Keep reading... Show less
Dance Teacher Tips
Getty Images

On Wednesday, March 18, I was supposed to return to Juilliard and teach Pilates after a two-week spring break. Instead, I rolled a mat onto my bedroom floor, logged in to Zoom and was greeted by a gallery of 50 small-screen images of young ambitious dancers, trying to make the best of a strange situation. As I began class, I applied our new catchphrase: "Please mute yourself," then asked students to use various hand gestures to let me know how they are coping and how much space they have for movement. I asked dancers to write one or two things they wanted to address in the sidebar, and then we began to move.

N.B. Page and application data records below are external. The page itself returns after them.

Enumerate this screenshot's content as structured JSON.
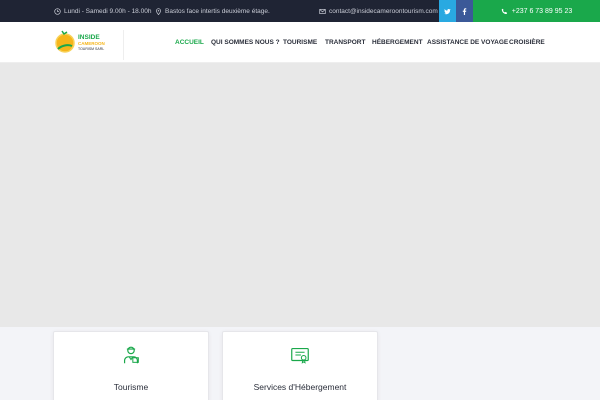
{
  "topbar": {
    "hours": "Lundi - Samedi 9.00h - 18.00h",
    "address": "Bastos face intertis deuxième étage.",
    "email": "contact@insidecameroontourism.com",
    "phone": "+237 6 73 89 95 23",
    "social": {
      "twitter_icon": "twitter-icon",
      "facebook_icon": "facebook-icon"
    }
  },
  "logo": {
    "line1": "INSIDE",
    "line2": "CAMEROON",
    "line3": "TOURISM SARL"
  },
  "nav": {
    "items": [
      "ACCUEIL",
      "QUI SOMMES NOUS ?",
      "TOURISME",
      "TRANSPORT",
      "HÉBERGEMENT",
      "ASSISTANCE DE VOYAGE",
      "CROISIÈRE"
    ]
  },
  "cards": [
    {
      "title": "Tourisme",
      "icon": "tour-guide-icon"
    },
    {
      "title": "Services d'Hébergement",
      "icon": "certificate-icon"
    }
  ],
  "colors": {
    "topbar_bg": "#1f2434",
    "accent_green": "#1aa84b",
    "twitter": "#29a9e1",
    "facebook": "#3b5998",
    "hero_bg": "#e8e8e8"
  }
}
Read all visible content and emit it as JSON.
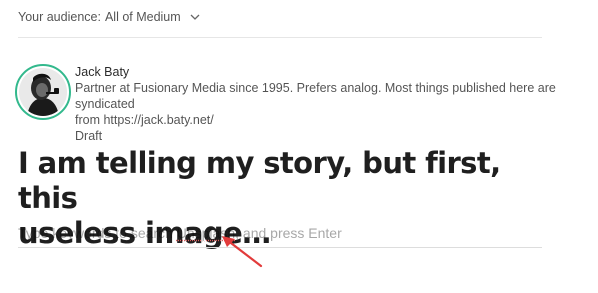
{
  "audience": {
    "label": "Your audience:",
    "value": "All of Medium",
    "icon": "chevron-down-icon"
  },
  "author": {
    "name": "Jack Baty",
    "bio_line1": "Partner at Fusionary Media since 1995. Prefers analog. Most things published here are syndicated",
    "bio_line2": "from https://jack.baty.net/",
    "status": "Draft"
  },
  "post": {
    "title_line1": "I am telling my story, but first, this",
    "title_line2": "useless image…"
  },
  "embed": {
    "prefix": "Type keywords to search ",
    "highlight": "Unsplash",
    "suffix": ", and press Enter"
  },
  "colors": {
    "ring": "#33b98d",
    "arrow": "#e23b3b",
    "spellcheck": "#e05c5c"
  }
}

This is our new normal. In the midst of grave Covid-19 concerns, dance professors across the country faced university closures and requirements to relocate their courses to the virtual sphere. Online education poses very specific and substantial challenges to dance faculty, but they are finding ways to persist by learning new methods of communication, discovering untapped pedagogical tools, expanding their professional networks, developing helpful new resources and unearthing old ones.

Keep reading... Show less
Site Network
Getty Images

As Broadway goes dark and performances are canceled across the country, the financial repercussions of a global pandemic have gone from hypothetical to very real. This is especially true in the dance community, where many institutions are nonprofits or small businesses operating on thin margins, and performers rely on gigs that are being canceled. It's a scary and uncertain time.

Keep reading... Show less
Site Network
Courtesy of Wroth

The effects of COVID-19 on college dancers might have been devastating. Performances were canceled, seniors trying to savor every last moment together were left without a graduation ceremony, students were encouraged to go home, and at each moment, a question has sounded: How can a student learn how to become a better performer when they are not allowed to perform?

Here at Indiana University's Jacobs School of Music, the ballet department rallied quickly and adapted its programming, choosing to see this hiatus as an opportunity to encourage reflection and self-improvement.

Keep reading... Show less
Getty Images

Q: We always seem to lose the most students after our recitals. How do I prevent post-show fallout?

Keep reading... Show less
Dance Teacher Tips
Getty Images

With studio closures and shelter-in-place restrictions throughout the country this week due to COVID-19 concerns, dancers are putting creative skills to use in a myriad of new ways with each given day and new scenario. If you are stuck at home, consider a few of these projects that frequently get pushed down our long "to do" lists.

Keep reading... Show less

mailbox

Get DanceTeacher in your inbox